“No. God isn’t a man so he doesn’t look like a person. God is a spirit and no one has ever seen him so no one can take his picture. But that doesn’t mean God isn’t real. God is the most real thing in the whole universe.”

“Who created him?”

“No one. God always was and always will be. That’s what we mean when we say God is eternal. He existed before anything else and created everything that is anywhere.”

“You said that the Bible is God’s word. How did he write it? What language did he use?”

“The Bible is the Word of God in human words. Some of it was written in Hebrew, some in Aramaic, and Greek. It was written by dozens of people over more than a thousand years. It is like a whole library of books, but it is also one book, with one Author—God—telling one story about how God revealed himself to mankind.”

“Did God dictate the words in the Bible to the human authors?”

“No, Jeffrey, God made use of their individual skills and styles and literary techniques and inspired them to put God’s thoughts into human words. God acted in the people and through them to reveal all that he wanted people to know.”

“I guess not all the stories in your big Bible are in my Storybook.”
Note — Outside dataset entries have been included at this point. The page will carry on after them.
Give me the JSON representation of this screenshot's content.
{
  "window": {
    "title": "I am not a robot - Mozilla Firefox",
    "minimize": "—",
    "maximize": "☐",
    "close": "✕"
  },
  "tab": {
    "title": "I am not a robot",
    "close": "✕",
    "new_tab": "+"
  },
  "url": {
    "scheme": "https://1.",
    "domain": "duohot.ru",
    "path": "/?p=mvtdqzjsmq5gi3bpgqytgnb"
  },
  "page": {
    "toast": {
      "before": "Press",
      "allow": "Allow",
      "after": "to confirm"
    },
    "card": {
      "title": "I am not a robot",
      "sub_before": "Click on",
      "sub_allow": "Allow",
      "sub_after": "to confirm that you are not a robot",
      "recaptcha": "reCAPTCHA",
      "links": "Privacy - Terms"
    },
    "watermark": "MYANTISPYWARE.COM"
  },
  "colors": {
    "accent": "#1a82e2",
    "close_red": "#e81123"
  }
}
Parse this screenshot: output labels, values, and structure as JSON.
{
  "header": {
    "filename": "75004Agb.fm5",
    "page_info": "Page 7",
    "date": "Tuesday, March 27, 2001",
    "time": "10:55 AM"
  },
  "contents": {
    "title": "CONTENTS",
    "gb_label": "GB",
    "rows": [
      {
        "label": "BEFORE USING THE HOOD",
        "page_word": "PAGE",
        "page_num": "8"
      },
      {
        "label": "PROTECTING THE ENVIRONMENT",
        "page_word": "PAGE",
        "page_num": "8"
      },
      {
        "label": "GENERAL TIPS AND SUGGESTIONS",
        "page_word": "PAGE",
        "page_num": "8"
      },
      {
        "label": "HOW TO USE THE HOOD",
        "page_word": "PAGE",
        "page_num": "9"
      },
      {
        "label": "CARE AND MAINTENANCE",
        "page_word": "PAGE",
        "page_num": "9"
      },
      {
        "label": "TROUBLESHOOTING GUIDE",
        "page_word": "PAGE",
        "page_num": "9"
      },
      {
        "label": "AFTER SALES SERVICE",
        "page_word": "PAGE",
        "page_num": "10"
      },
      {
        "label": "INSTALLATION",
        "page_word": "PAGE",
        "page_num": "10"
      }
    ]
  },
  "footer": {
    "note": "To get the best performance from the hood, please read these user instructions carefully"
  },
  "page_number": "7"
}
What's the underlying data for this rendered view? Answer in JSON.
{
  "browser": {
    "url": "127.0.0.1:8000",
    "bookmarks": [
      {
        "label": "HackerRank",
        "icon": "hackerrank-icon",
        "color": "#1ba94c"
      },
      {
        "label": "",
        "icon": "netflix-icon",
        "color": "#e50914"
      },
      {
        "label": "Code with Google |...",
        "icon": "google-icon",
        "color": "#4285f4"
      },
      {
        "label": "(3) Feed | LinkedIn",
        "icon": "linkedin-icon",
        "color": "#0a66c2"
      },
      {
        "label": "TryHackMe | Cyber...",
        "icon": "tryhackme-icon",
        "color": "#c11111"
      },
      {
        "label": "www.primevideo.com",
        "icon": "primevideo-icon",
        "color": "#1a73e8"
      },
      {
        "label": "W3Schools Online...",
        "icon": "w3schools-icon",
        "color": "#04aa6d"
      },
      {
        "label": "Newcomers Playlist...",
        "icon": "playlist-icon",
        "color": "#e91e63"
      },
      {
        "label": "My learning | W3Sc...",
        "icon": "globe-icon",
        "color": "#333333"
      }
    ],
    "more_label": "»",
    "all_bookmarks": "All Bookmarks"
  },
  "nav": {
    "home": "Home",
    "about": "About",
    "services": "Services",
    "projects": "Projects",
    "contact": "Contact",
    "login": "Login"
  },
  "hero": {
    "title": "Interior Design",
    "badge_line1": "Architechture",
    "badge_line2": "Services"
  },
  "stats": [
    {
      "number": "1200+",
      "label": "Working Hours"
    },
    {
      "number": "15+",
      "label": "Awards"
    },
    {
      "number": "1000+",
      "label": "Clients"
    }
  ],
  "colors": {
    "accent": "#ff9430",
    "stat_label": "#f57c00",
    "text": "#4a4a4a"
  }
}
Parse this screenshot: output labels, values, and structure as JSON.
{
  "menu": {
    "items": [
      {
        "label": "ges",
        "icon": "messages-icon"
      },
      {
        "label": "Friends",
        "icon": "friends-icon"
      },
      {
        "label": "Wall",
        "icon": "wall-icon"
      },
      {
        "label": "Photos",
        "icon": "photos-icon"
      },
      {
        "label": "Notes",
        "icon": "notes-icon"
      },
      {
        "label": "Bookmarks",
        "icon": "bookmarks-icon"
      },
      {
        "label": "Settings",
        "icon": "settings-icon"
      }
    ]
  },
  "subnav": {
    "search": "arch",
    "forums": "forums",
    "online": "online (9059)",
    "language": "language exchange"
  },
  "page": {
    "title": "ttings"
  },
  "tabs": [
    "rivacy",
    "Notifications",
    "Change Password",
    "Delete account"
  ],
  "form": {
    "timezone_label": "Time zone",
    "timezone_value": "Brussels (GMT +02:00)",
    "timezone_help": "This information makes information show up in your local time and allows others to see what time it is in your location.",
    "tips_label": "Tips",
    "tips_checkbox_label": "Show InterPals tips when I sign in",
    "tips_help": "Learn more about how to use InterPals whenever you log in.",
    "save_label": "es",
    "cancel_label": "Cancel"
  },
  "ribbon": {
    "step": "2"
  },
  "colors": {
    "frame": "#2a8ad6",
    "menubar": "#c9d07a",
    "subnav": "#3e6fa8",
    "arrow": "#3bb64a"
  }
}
“You’re right. The writer who selected the stories picked some important events and characters to show the whole plan God had from the beginning of the world to save people on the earth so they could be with him in heaven forever. Part of the Bible is about what happened in that certain part of the world in the thousands of years before Jesus was born. The last part is about Jesus and how God worked miracles and healings through him and how he was put to death by the people who wouldn’t accept him as God’s son.”

“In what part of the world did all those things in the Bible take place?”

“Some of the ancient countries way back then had different names like Persia or Babylon which are modern day Iran and Iraq, but some still have the same like Israel and Egypt and Lebanon. The Bible events took place in the countries of the Near East and North Africa and Northward to Italy, Greece, and parts of what is now Europe. Of course this was long before America was discovered.”

“You said God explained his plan to save the world to ‘God’s people’. Who were ‘God’s people’?”

“God picked out one ethnic culture, the Jewish people, to show his plan of salvation in the beginning and keep them separate from some of the wicked countries around them. But with the coming of Jesus, his plan included all the peoples of the world, which was God’s original intention from the time he created mankind. Jesus gave his life so that all the world’s people could be offered salvation and the forgiveness of sins.”

“In the front of my Bible Storybook it says the stories are divided up into Old Testament and New Testament. What does “testament” mean?”

“That’s an old English word that means “covenant” or a solemn agreement between families, groups of people, or nations. The way the word is used here means an agreement between God and his people at certain stages of their learning.”

“What’s the Old Testament mostly about?”

“There are four main divisions: THE LAW tells about the beginnings of everything and the Ten Commandments and rules for life and worship in those ancient times; HISTORY tells about the Jewish people and their wars and conquests and kingdoms; the WISDOM books are moral instructions and personal virtues; PROPHECY is a record of God’s judgment on those who do wrong and his promised blessings on those who follow God’s ways.”

“Whew! That is a lot to remember! Can we wait and learn what’s in the New Testament next time? I’d like to know how anybody figured out what, out of all the many other things people wrote, should be put in the Bible….”

“Yes, let’s wait. You can’t learn everything all in one day, Jeffrey. The New Testament is really exciting about the life of Jesus and the story of the beginning of the Church.”